Sometimes what seems new is not. For what seems new is something forgotten from the past. What we might now experience as new is taking the path of returning to the Garden of Eden, wherein humanity experienced directly the love of God and life without sin. It was an existence in which loving God was more important than anything else and serving each other was always the second consideration. What is too often forgotten is what Jesus Christ came to announce: the presence of the Kingdom of God — something old offered new again.
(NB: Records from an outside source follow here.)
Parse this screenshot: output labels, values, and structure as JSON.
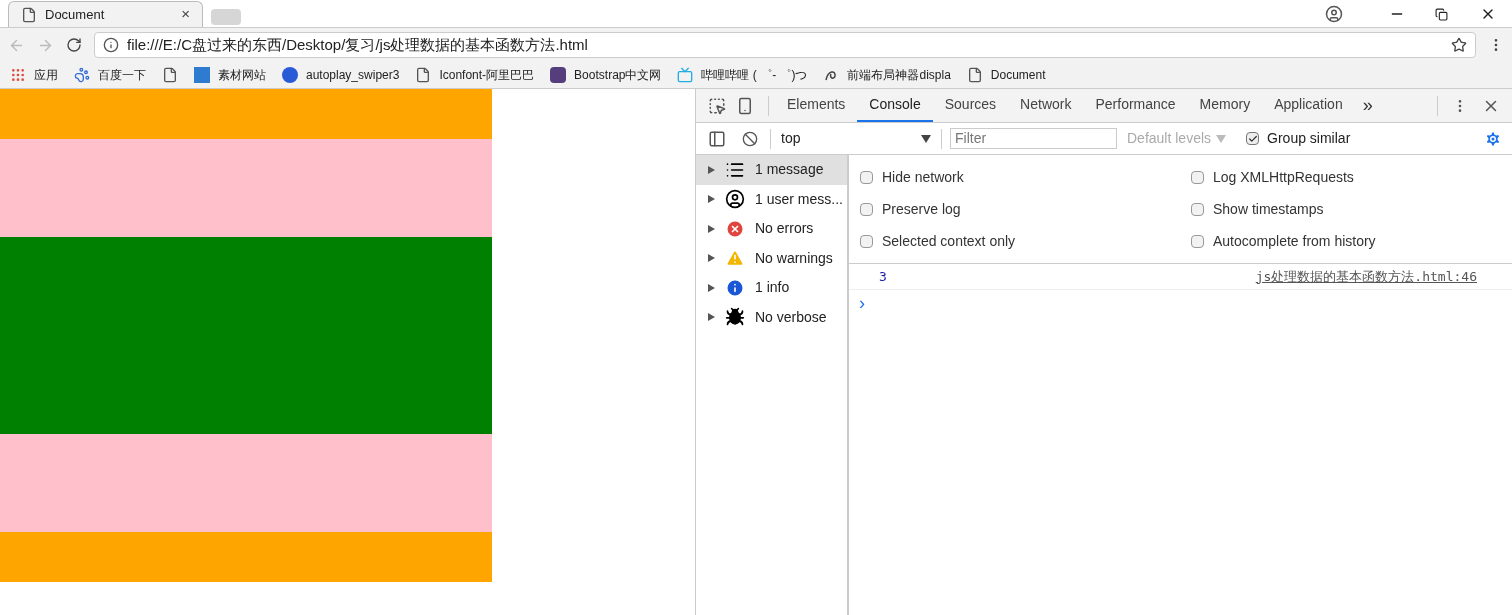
{
  "browser": {
    "tab": {
      "title": "Document",
      "close": "×"
    },
    "address": "file:///E:/C盘过来的东西/Desktop/复习/js处理数据的基本函数方法.html"
  },
  "bookmarks": [
    {
      "kind": "apps",
      "label": "应用"
    },
    {
      "kind": "paw",
      "label": "百度一下"
    },
    {
      "kind": "page"
    },
    {
      "kind": "tile",
      "label": "素材网站"
    },
    {
      "kind": "s",
      "label": "autoplay_swiper3"
    },
    {
      "kind": "page",
      "label": "Iconfont-阿里巴巴"
    },
    {
      "kind": "b",
      "label": "Bootstrap中文网"
    },
    {
      "kind": "tv",
      "label": "哔哩哔哩 ( ゜- ゜)つ"
    },
    {
      "kind": "swirl",
      "label": "前端布局神器displa"
    },
    {
      "kind": "page",
      "label": "Document"
    }
  ],
  "page_bands": [
    {
      "kind": "short",
      "color": "#ffa500"
    },
    {
      "kind": "medium",
      "color": "#ffc0cb"
    },
    {
      "kind": "tall",
      "color": "#008000"
    },
    {
      "kind": "medium",
      "color": "#ffc0cb"
    },
    {
      "kind": "short",
      "color": "#ffa500"
    }
  ],
  "devtools": {
    "tabs": [
      {
        "label": "Elements",
        "selected": false
      },
      {
        "label": "Console",
        "selected": true
      },
      {
        "label": "Sources",
        "selected": false
      },
      {
        "label": "Network",
        "selected": false
      },
      {
        "label": "Performance",
        "selected": false
      },
      {
        "label": "Memory",
        "selected": false
      },
      {
        "label": "Application",
        "selected": false
      }
    ],
    "more": "»",
    "context": "top",
    "filter_placeholder": "Filter",
    "levels": "Default levels",
    "group_similar": {
      "label": "Group similar",
      "checked": true
    },
    "sidebar": [
      {
        "kind": "list",
        "label": "1 message",
        "selected": true
      },
      {
        "kind": "user",
        "label": "1 user mess...",
        "selected": false
      },
      {
        "kind": "error",
        "label": "No errors",
        "selected": false
      },
      {
        "kind": "warning",
        "label": "No warnings",
        "selected": false
      },
      {
        "kind": "info",
        "label": "1 info",
        "selected": false
      },
      {
        "kind": "verbose",
        "label": "No verbose",
        "selected": false
      }
    ],
    "settings": [
      {
        "label": "Hide network",
        "checked": false
      },
      {
        "label": "Log XMLHttpRequests",
        "checked": false
      },
      {
        "label": "Preserve log",
        "checked": false
      },
      {
        "label": "Show timestamps",
        "checked": false
      },
      {
        "label": "Selected context only",
        "checked": false
      },
      {
        "label": "Autocomplete from history",
        "checked": false
      }
    ],
    "messages": [
      {
        "value": "3",
        "source": "js处理数据的基本函数方法.html:46"
      }
    ],
    "prompt": "›"
  }
}
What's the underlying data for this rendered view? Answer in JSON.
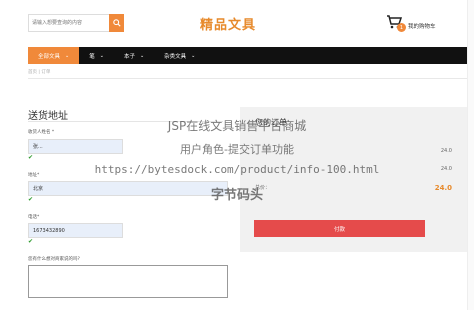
{
  "header": {
    "search_placeholder": "请输入想要查询的内容",
    "logo_text": "精品文具",
    "cart_label": "我的购物车",
    "cart_count": "1"
  },
  "nav": {
    "items": [
      {
        "label": "全部文具",
        "active": true
      },
      {
        "label": "笔",
        "active": false
      },
      {
        "label": "本子",
        "active": false
      },
      {
        "label": "杂类文具",
        "active": false
      }
    ]
  },
  "breadcrumb": "首页  |  订单",
  "form": {
    "title": "送货地址",
    "name_label": "收货人姓名 *",
    "name_value": "张...",
    "address_label": "地址*",
    "address_value": "北京",
    "phone_label": "电话*",
    "phone_value": "1673432890",
    "note_label": "您有什么想对商家说的吗?"
  },
  "summary": {
    "title": "您的订单",
    "rows": [
      {
        "label": "",
        "value": "24.0"
      },
      {
        "label": "",
        "value": "24.0"
      }
    ],
    "total_label": "总价：",
    "total_value": "24.0",
    "pay_label": "付款"
  },
  "watermark": {
    "line1": "JSP在线文具销售平台商城",
    "line2": "用户角色-提交订单功能",
    "line3": "https://bytesdock.com/product/info-100.html",
    "line4": "字节码头"
  },
  "colors": {
    "accent": "#f0893a",
    "nav_bg": "#111111",
    "pay_button": "#e54b4b",
    "check": "#2b9a2b"
  }
}
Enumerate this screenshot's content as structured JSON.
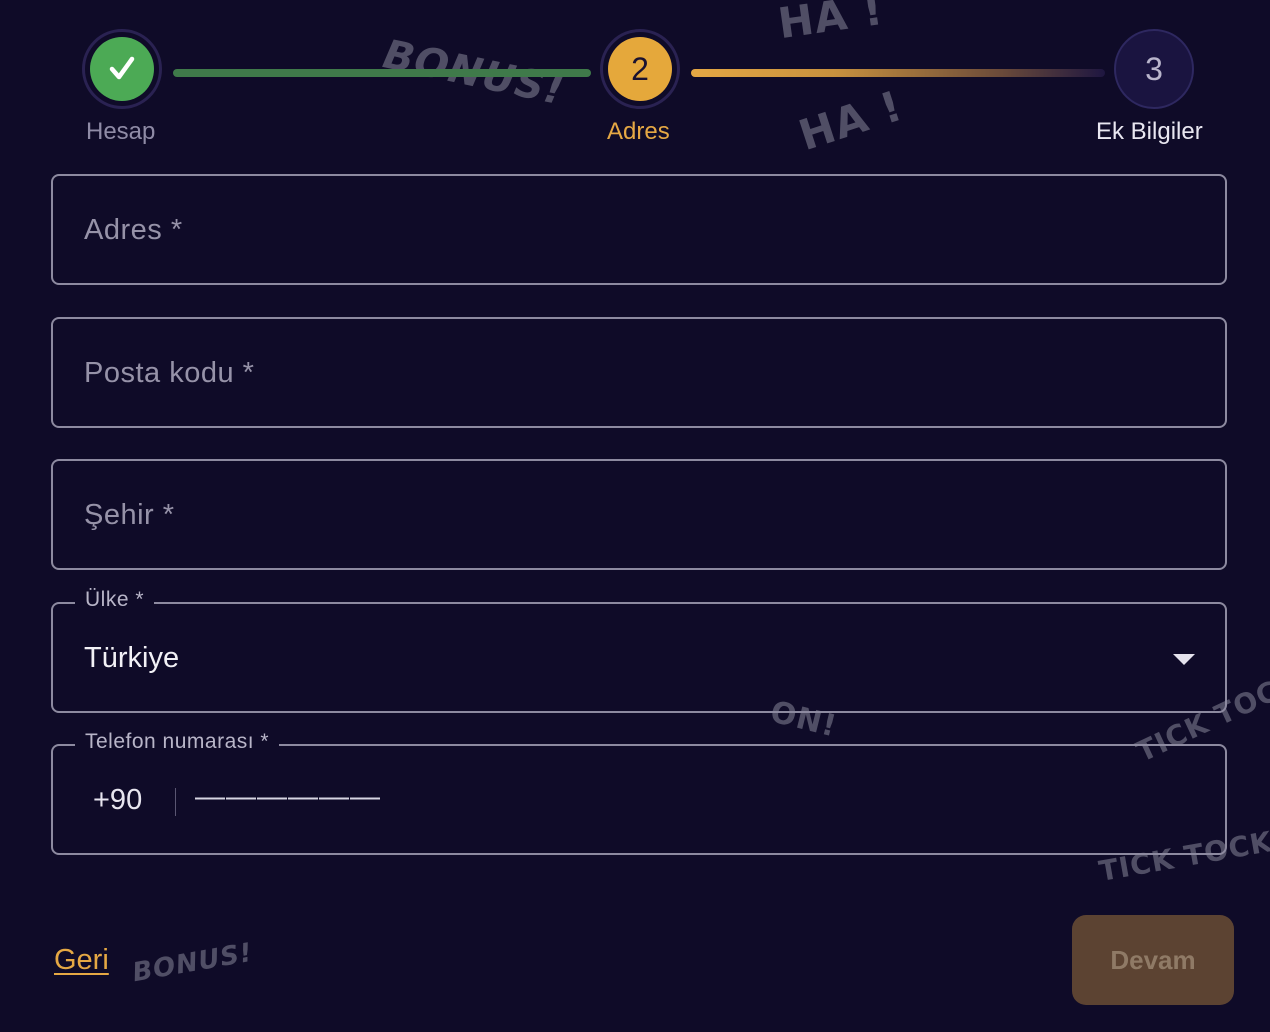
{
  "stepper": {
    "steps": [
      {
        "label": "Hesap",
        "marker": "✓",
        "state": "completed"
      },
      {
        "label": "Adres",
        "marker": "2",
        "state": "active"
      },
      {
        "label": "Ek Bilgiler",
        "marker": "3",
        "state": "pending"
      }
    ]
  },
  "form": {
    "address": {
      "placeholder": "Adres *"
    },
    "postal_code": {
      "placeholder": "Posta kodu *"
    },
    "city": {
      "placeholder": "Şehir *"
    },
    "country": {
      "label": "Ülke *",
      "value": "Türkiye"
    },
    "phone": {
      "label": "Telefon numarası *",
      "prefix": "+90",
      "mask": "——————"
    }
  },
  "actions": {
    "back_label": "Geri",
    "next_label": "Devam"
  },
  "decorations": {
    "doodle_1": "BONUS!",
    "doodle_2": "HA !",
    "doodle_3": "HA !",
    "doodle_4": "BONUS!",
    "doodle_5": "TICK TOCK",
    "doodle_6": "TICK TOCK",
    "doodle_7": "ON!"
  },
  "colors": {
    "background": "#0f0b28",
    "accent": "#e5a844",
    "success": "#4caa55",
    "field_border": "#8d8aa0",
    "button_disabled": "#5c4332"
  }
}
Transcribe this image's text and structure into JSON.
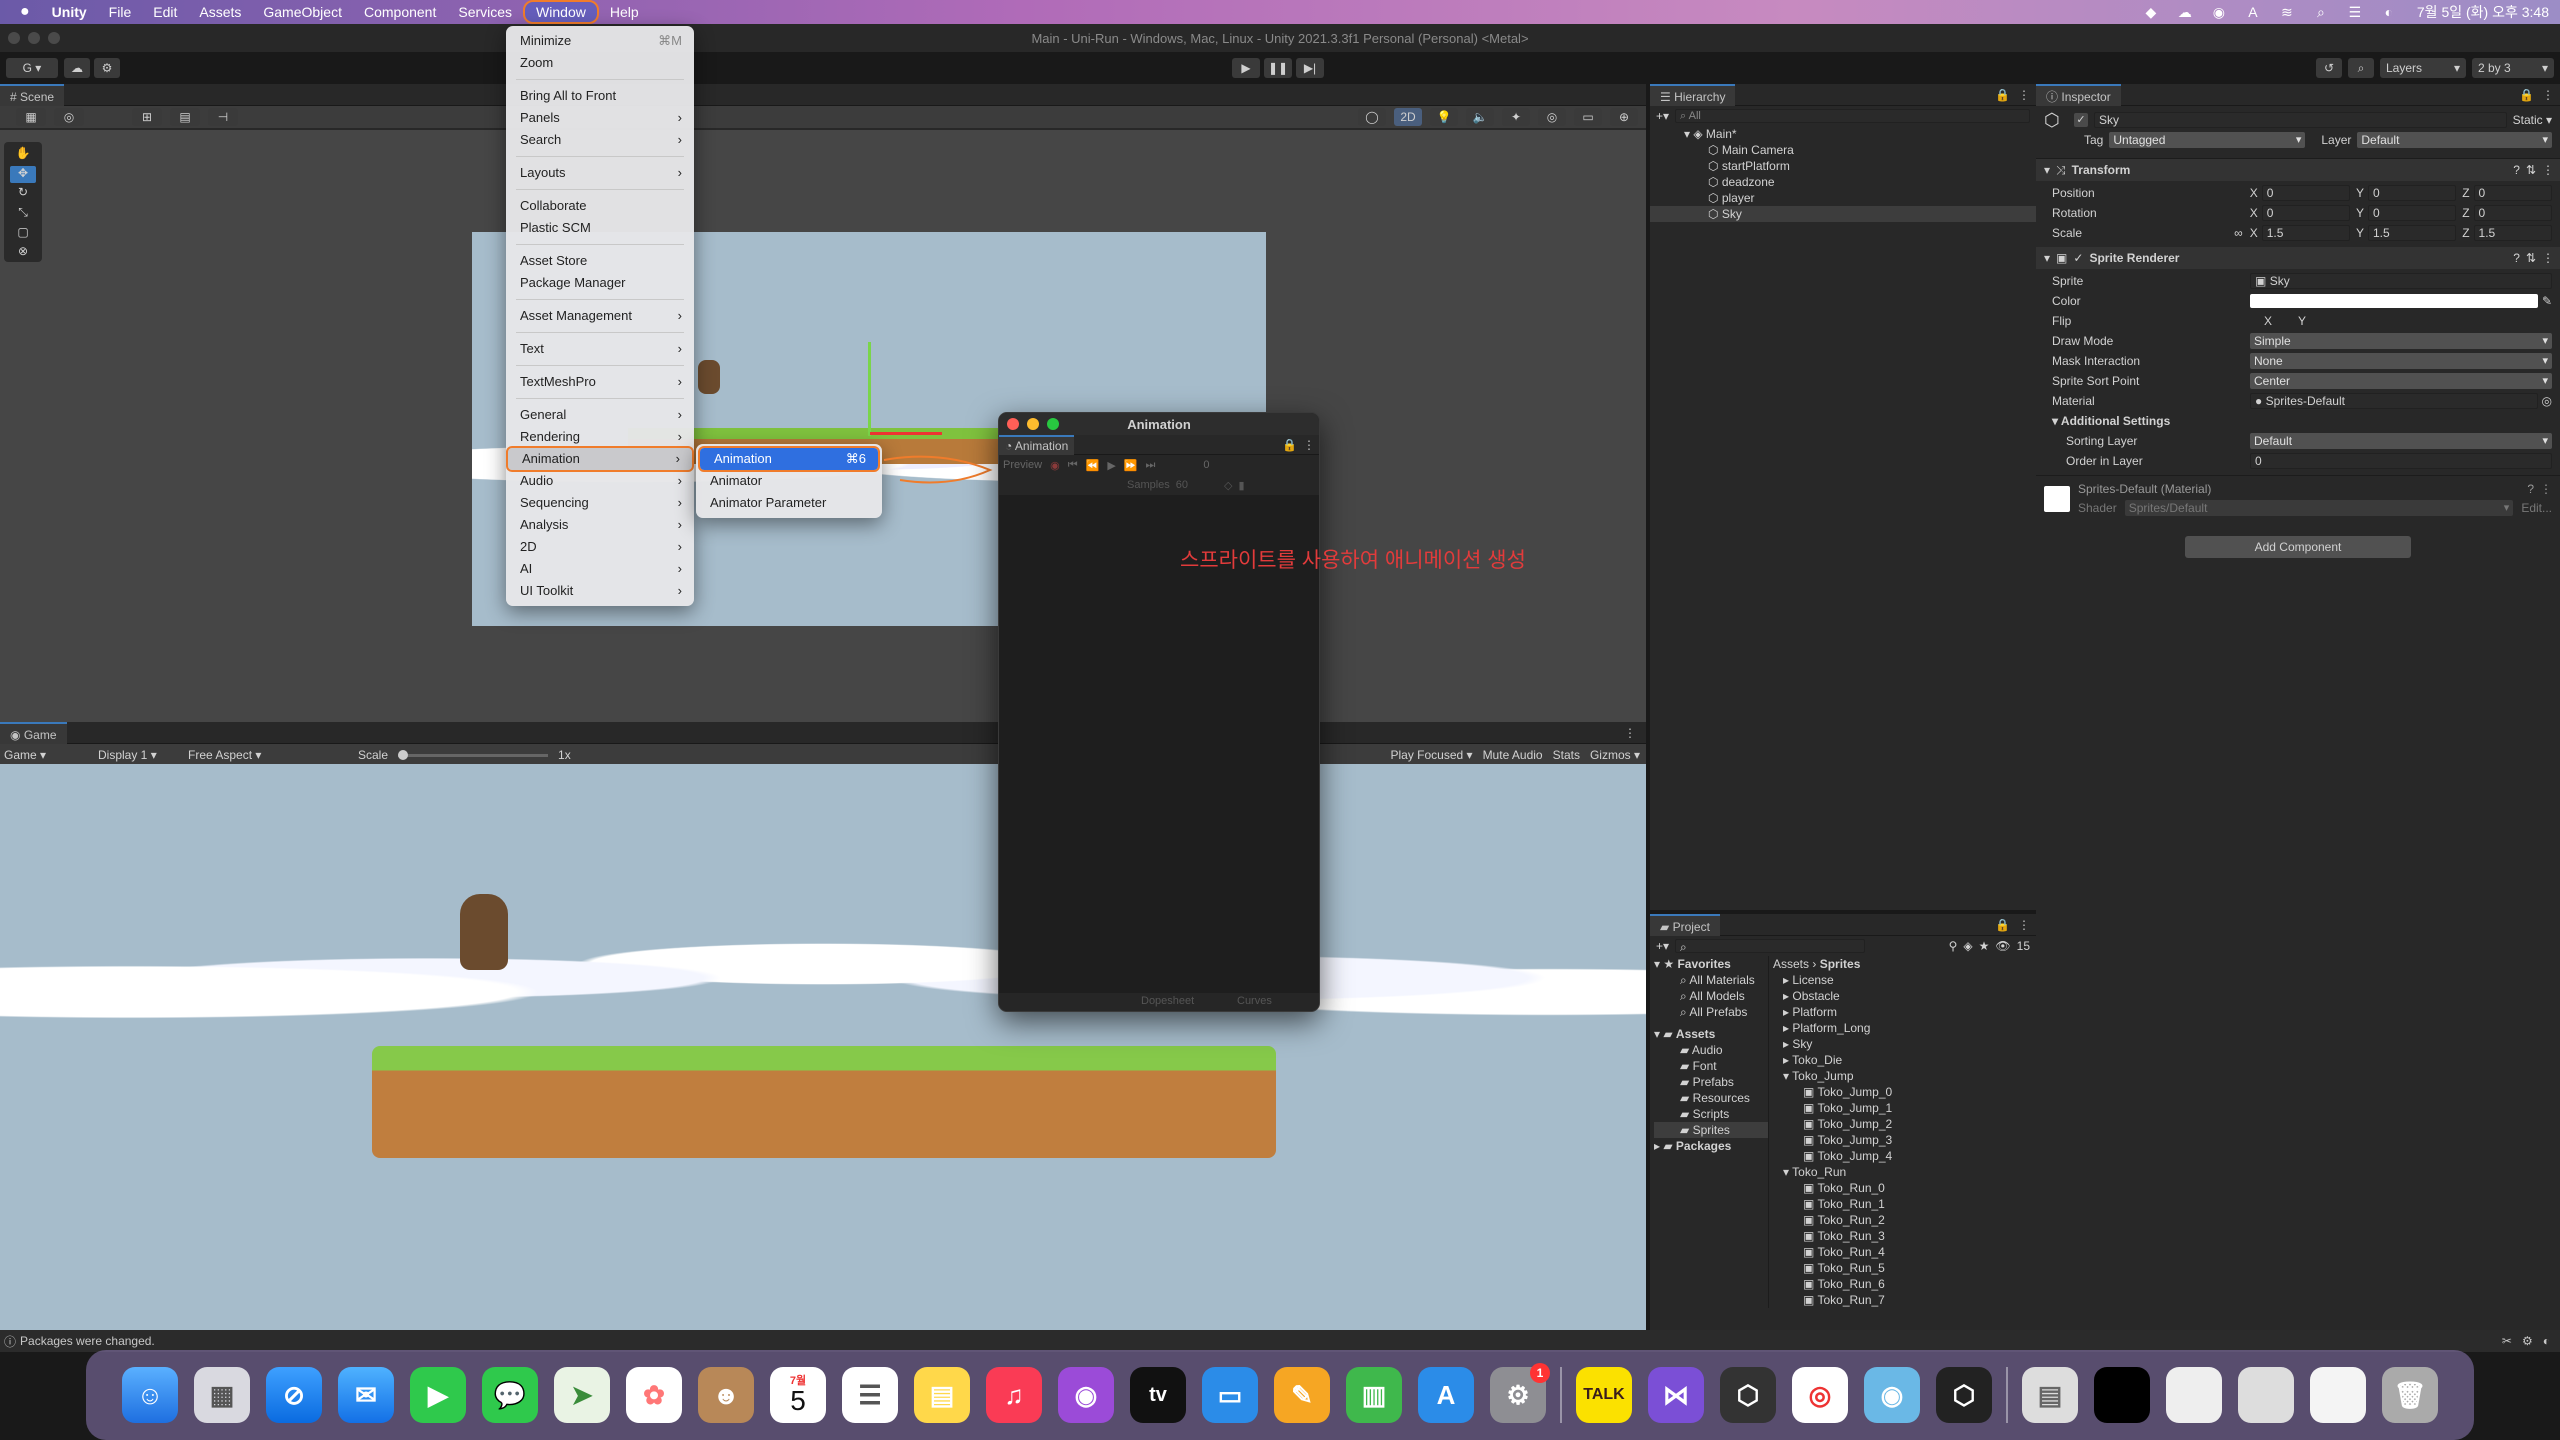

The Israelites had been held in exile in Babylon for several generations. While in Babylon, some of what the Jews had believed was lost as many of them had been slowly assimilated into Babylonian culture. King Cyrus of Persia, who had conquered Babylon in 538 B.C., allowed the Israelites to return to Jerusalem, but what they had left had been destroyed. The Book of Nehemiah describes the rebuilding Jerusalem and the efforts to help the people regain a sense of who they were as a religious people.
Many of the Israelites had worked hard to keep a sense of who they were while in captivity in Babylon, but once freed, they were like college freshmen away from home for the first time. They strayed away from their roots. Most of the Israelites did not even speak Hebrew anymore, most now speaking Aramaic.
While rebuilding the Temple, scrolls that had been hastily hidden in the Temple during the Babylonian conquest were found. Today Nehemiah tells us how Ezra read the Law to the people, the Law that had been forgotten. He read in the original Hebrew, so someone else had to translate. What was old was new again. In the Law the people saw the identity they had lost, yet deep inside had longed for. They remembered, and they sought to recapture the way of life that had offered clarity and peace.
In the synagogue, listeners of Jesus heard about a new way of life, a way in which all are served, especially the poor and the outcast. Paul describes a new way of life as well. In attempting to bring unity to the Church in Corinth, Paul leaves us a legacy of how all Christian communities should live. It is a life of “being in holy communion,” of living in unity. It is a unity based on the person and the Kingdom of Jesus Christ.
Let us rediscover what we may have forgotten or have not taken seriously. Let us rediscover that faith in Christ leads us to unity and peace. It leads to the Kingdom in which all are served. We must let God show us the way. Our way hasn’t worked out all that well.BACK TO LIST